In Richmond teachers are unable to assign homework without copying pages for kids to take home because there are few textbooks (at $75-$85 each, small wonder). And many of those textbooks are so old that the USSR is still united and the moon-landing still somewhere in the future. One might wonder why an ordinary bestseller can sell from $25-$35 in any bookstore, but the texts used by children cost 3-4 times that price. School textbook publishers have some of the most powerful lobbies in the state and the nation, and little is done to rein them in.

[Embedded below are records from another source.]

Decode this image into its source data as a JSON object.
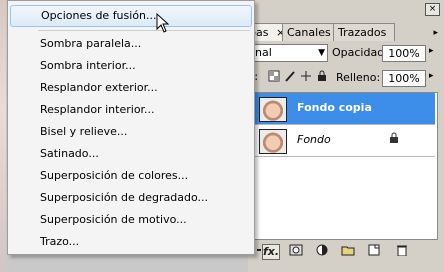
{
  "menu": {
    "items": [
      "Opciones de fusión...",
      "Sombra paralela...",
      "Sombra interior...",
      "Resplandor exterior...",
      "Resplandor interior...",
      "Bisel y relieve...",
      "Satinado...",
      "Superposición de colores...",
      "Superposición de degradado...",
      "Superposición de motivo...",
      "Trazo..."
    ]
  },
  "panel": {
    "close_glyph": "×",
    "menu_arrow": "▸",
    "tabs": [
      "pas",
      "Canales",
      "Trazados"
    ],
    "tab_close": "×",
    "blend_mode": "nal",
    "opacity_label": "Opacidad:",
    "opacity_value": "100%",
    "lock_label": "r:",
    "fill_label": "Relleno:",
    "fill_value": "100%",
    "dropdown_arrow": "▼",
    "spin_arrow": "▸",
    "lock_icons": [
      "lock-transparent-icon",
      "lock-paint-icon",
      "lock-move-icon",
      "lock-all-icon"
    ],
    "layers": [
      {
        "name": "Fondo copia",
        "selected": true,
        "locked": false
      },
      {
        "name": "Fondo",
        "selected": false,
        "locked": true
      }
    ],
    "footer_icons": [
      "link-icon",
      "fx-icon",
      "mask-icon",
      "adjustment-icon",
      "group-icon",
      "new-layer-icon",
      "trash-icon"
    ],
    "fx_label": "fx."
  },
  "colors": {
    "selected_layer": "#3d8ee8",
    "menu_highlight_border": "#9ec3e6"
  }
}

In two such elementary schools in the district where I live, there have been 4 principals in 5 years. In one, the first year that I was assigned to observe (ever watchful for possible new legislation) -- of a teaching staff of 13, 9 were new that semester. Many were conditionally credentialed, and most were marking time until they could move into better schools where the problems appeared more manageable and parent participation more available. All were white. Only one was male. There were no operable drinking fountains and the only grassy area lay behind a tall fence and locked gate. The children were forced to play on hot asphalt day after day, except for the brief periods when one imaginative and caring young teacher conducted a gardening program on a borrowed strip of land adjacent to the classrooms. Ninety-eight percent of the students qualified for the free lunch program. A great many of the kids were from undocumented immigrant families. Many were Southeast Asian refugees (from 5 different language groups). Perhaps 70% percent were African American children from very low income families. The profile of this school is more or less typical of what what one finds in West County -- and all of the West Counties across the nation.
When all of this is considered, it isn't hard to see that many of our public schools have become predicters of the numbers we see in the statistics of prison populations. At their worst they've become the breeding ground for hopelessness, crime, and desolation. It isn't too much of a leap to the assumption that -- after a long and steady campaign, the gains made by the Brown decision have been negated, overturned, and defeated by the likes of those throngs of angry stone throwers who guarded the gates of Central High in the turbulent Sixties.
It's ironic to sit with groups of those blessed with short memories who haven't had the longevity or the experience to connect the dots -- and who innocently join the forces now moving to dismantle our system of public education and unwittingly opt to accept the privatization under corporations with an allegience to no one but their stockholders.
Around the turn of the century (1900) the goal of public education was to educate the upperclasses to colleges and universities and the lower and middle classes into the crafts and vocations. It worked well as the separator of the social system. The goal of present day education is still to act as a separator -- but now that consists of universities for the upper classes (leadership) and the armed forces and the service sector for everyone else. Dropping out of inadequate and dangerous schools and into the underground economy fueled by the drug trade has offered yet another alternative; one that tragically makes sense to those with little chance of making it anywhere else. There is then the direct line into the prison system. One might think it was planned that way, right?
The corporate model for public education will secure those goals and guarantee the survival of white supremacy.
The schools haven't failed; WE have.